Although limited, our street testing immediately revealed each machine’s different focus. The BMW Challenge accommodates with its plush suspension, better street tires (the stock Metzelers) and stronger brakes, though its hard seat inhibits long distance comfort. The KTM EXC-R made even short rides a chore, its stiff suspension feeling harsh over broken, pockmarked pavement and exacerbating pain inflicted by its narrow, hard seat—and if most of your riding is done around town, you’ll need different tires.
Dual-sport riders can celebrate the arrival of both these machines, as they open up the segment to newfound performance. Choosing between either of these bikes, or one of the existing big-bore dual-sports should be quite easy. Opt for Honda’s XR650L or Suzuki’s DR650SE, and you’ll be settling for dated, heavier and slower bikes with budget suspension components, but you’ll save a lot of money.
The 530 EXC-R is the choice for the ready to race off-roader, who would otherwise convert a WR or CRF for the road, and go through a complicated, but not always legal licensing procedure. KTM has taken care of this for you. EXC-R riders are also prepared to make necessary adjustments to the suspension, including changing spring rates and re-valving damping, to suit their riding styles, as a racer would on a race bike, and jetting can be altered.
BMW’s G650X Challenge suits a wider range of riding styles, from advanced beginner to expert, and is ready to ride as is; it makes a much better street bike than even the G650X Moto (at least the stratospheric seat height is justifiable on the Challenge), and unless you plan on being the next David Knight, it’s the more sensible choice. The trails await.
From the saddle:
Talk about your different flavours. The 530 EXC-R is ready to race right out of its shipping crate, as KTM’s ad slogan says. It’s the first bike I’ve ridden that truly meets that goal; it’s a no-compromise race bike you can legally ride on the street. If you trail ride like you’re taking part in a national Hare Scrambles — flat-out and up on the pegs all the time — this is your machine. The BMW is a notch below the KTM in off-road performance, requiring more work to ride at near race pace. It’s a bit heavier and a bit slower, but for me it was much more fun to ride. It’s a much more forgiving bike for everyday riding, making it the one I’d pick.
Exploiting the 530 EXC-R’s potential required a level of concentration and skill that I could only muster for limited periods of time. During those short blasts through the woods, I was amazed at the bike’s steering precision and agility; it was easy to imagine myself as a world-class enduro rider — I said imagine. The rest of the time I imagined myself getting a full-body massage; I fought the bike and the bike won. For my riding skill, the Challenge was much less challenging, and more representative of what the dual-sport class is about: good performance both on and off the road, making it the sensible choice for most riders.

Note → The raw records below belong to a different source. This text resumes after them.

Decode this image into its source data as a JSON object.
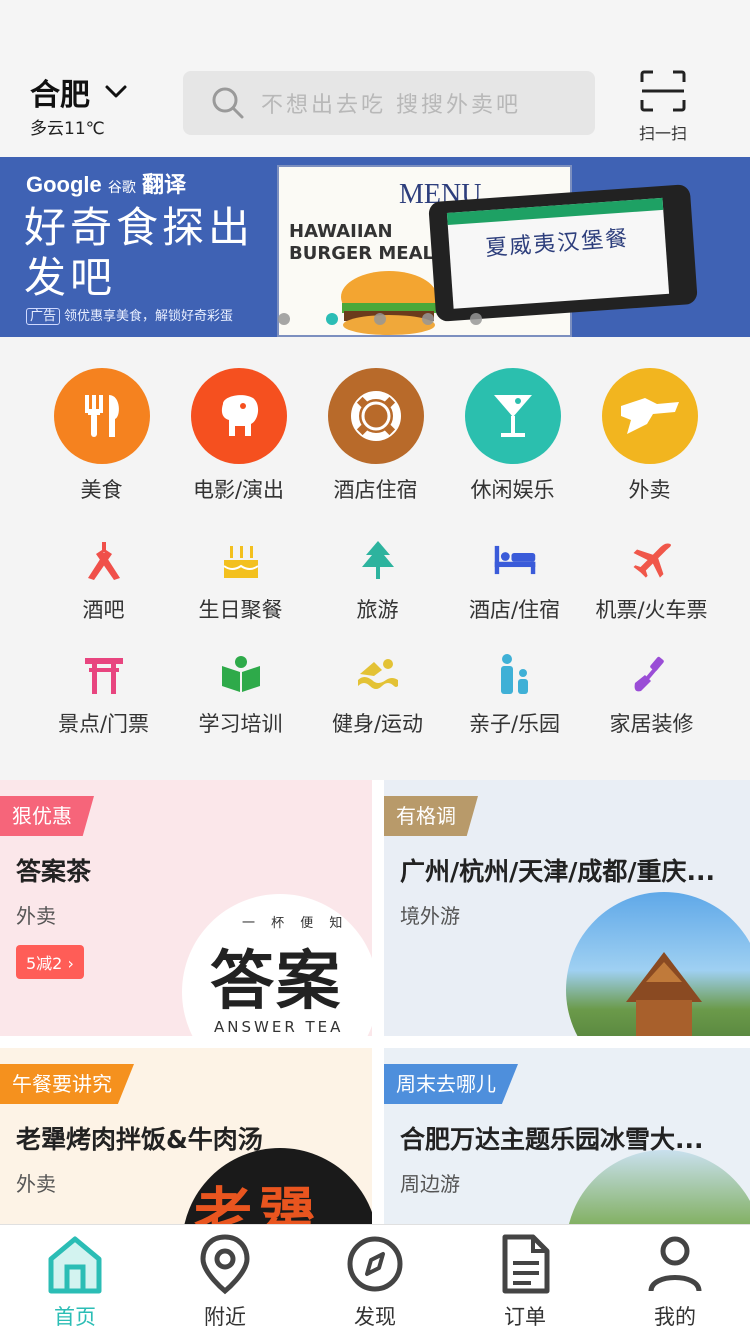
{
  "header": {
    "city": "合肥",
    "weather": "多云11℃",
    "search_placeholder": "不想出去吃  搜搜外卖吧",
    "scan_label": "扫一扫"
  },
  "banner": {
    "brand": "Google",
    "brand_cn": "谷歌",
    "brand_product": "翻译",
    "slogan": "好奇食探出发吧",
    "ad_badge": "广告",
    "subtitle": "领优惠享美食，解锁好奇彩蛋",
    "menu_title": "MENU",
    "meal_en": "HAWAIIAN BURGER MEAL",
    "meal_cn": "夏威夷汉堡餐",
    "dot_count": 5,
    "active_dot": 1
  },
  "categories_big": [
    {
      "label": "美食",
      "icon": "fork-knife-icon",
      "color": "#f5821f"
    },
    {
      "label": "电影/演出",
      "icon": "elephant-icon",
      "color": "#f5501f"
    },
    {
      "label": "酒店住宿",
      "icon": "lifebuoy-icon",
      "color": "#b86a2a"
    },
    {
      "label": "休闲娱乐",
      "icon": "cocktail-icon",
      "color": "#2bbfae"
    },
    {
      "label": "外卖",
      "icon": "delivery-icon",
      "color": "#f2b51f"
    }
  ],
  "categories_small_1": [
    {
      "label": "酒吧",
      "icon": "bar-icon",
      "color": "#f0504a"
    },
    {
      "label": "生日聚餐",
      "icon": "cake-icon",
      "color": "#f3c01e"
    },
    {
      "label": "旅游",
      "icon": "tree-icon",
      "color": "#2db39e"
    },
    {
      "label": "酒店/住宿",
      "icon": "bed-icon",
      "color": "#3a5bd9"
    },
    {
      "label": "机票/火车票",
      "icon": "plane-icon",
      "color": "#f0574a"
    }
  ],
  "categories_small_2": [
    {
      "label": "景点/门票",
      "icon": "torii-icon",
      "color": "#e8457f"
    },
    {
      "label": "学习培训",
      "icon": "book-icon",
      "color": "#2eaa4a"
    },
    {
      "label": "健身/运动",
      "icon": "swim-icon",
      "color": "#e3c235"
    },
    {
      "label": "亲子/乐园",
      "icon": "family-icon",
      "color": "#3fb0d6"
    },
    {
      "label": "家居装修",
      "icon": "shovel-icon",
      "color": "#9a4dd6"
    }
  ],
  "cards": [
    {
      "tag": "狠优惠",
      "tag_color": "#f6657a",
      "title": "答案茶",
      "category": "外卖",
      "promo": "5减2 ›",
      "logo_top": "一 杯 便 知",
      "logo_main": "答案",
      "logo_en": "ANSWER TEA"
    },
    {
      "tag": "有格调",
      "tag_color": "#b89a6a",
      "title": "广州/杭州/天津/成都/重庆...",
      "category": "境外游"
    },
    {
      "tag": "午餐要讲究",
      "tag_color": "#f5911e",
      "title": "老犟烤肉拌饭&牛肉汤",
      "category": "外卖",
      "logo_main": "老犟"
    },
    {
      "tag": "周末去哪儿",
      "tag_color": "#4e8fdc",
      "title": "合肥万达主题乐园冰雪大...",
      "category": "周边游"
    }
  ],
  "tabs": [
    {
      "label": "首页",
      "icon": "home-icon",
      "active": true
    },
    {
      "label": "附近",
      "icon": "location-pin-icon"
    },
    {
      "label": "发现",
      "icon": "compass-icon"
    },
    {
      "label": "订单",
      "icon": "document-icon"
    },
    {
      "label": "我的",
      "icon": "user-icon"
    }
  ],
  "colors": {
    "accent": "#2bbdb5",
    "banner_bg": "#3f62b4"
  }
}
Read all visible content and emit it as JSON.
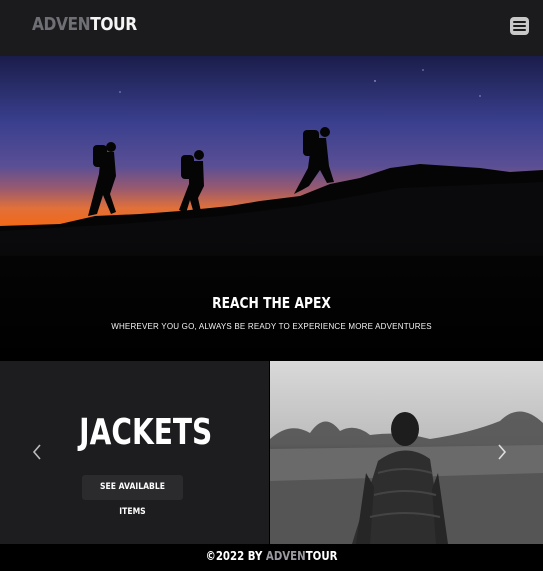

Of course, I’ve since sampled the new KTM 690 Enduro; let’s just say my wallet will be getting considerably lighter this summer.
Photos: Neil Graham and Costa Mouzouris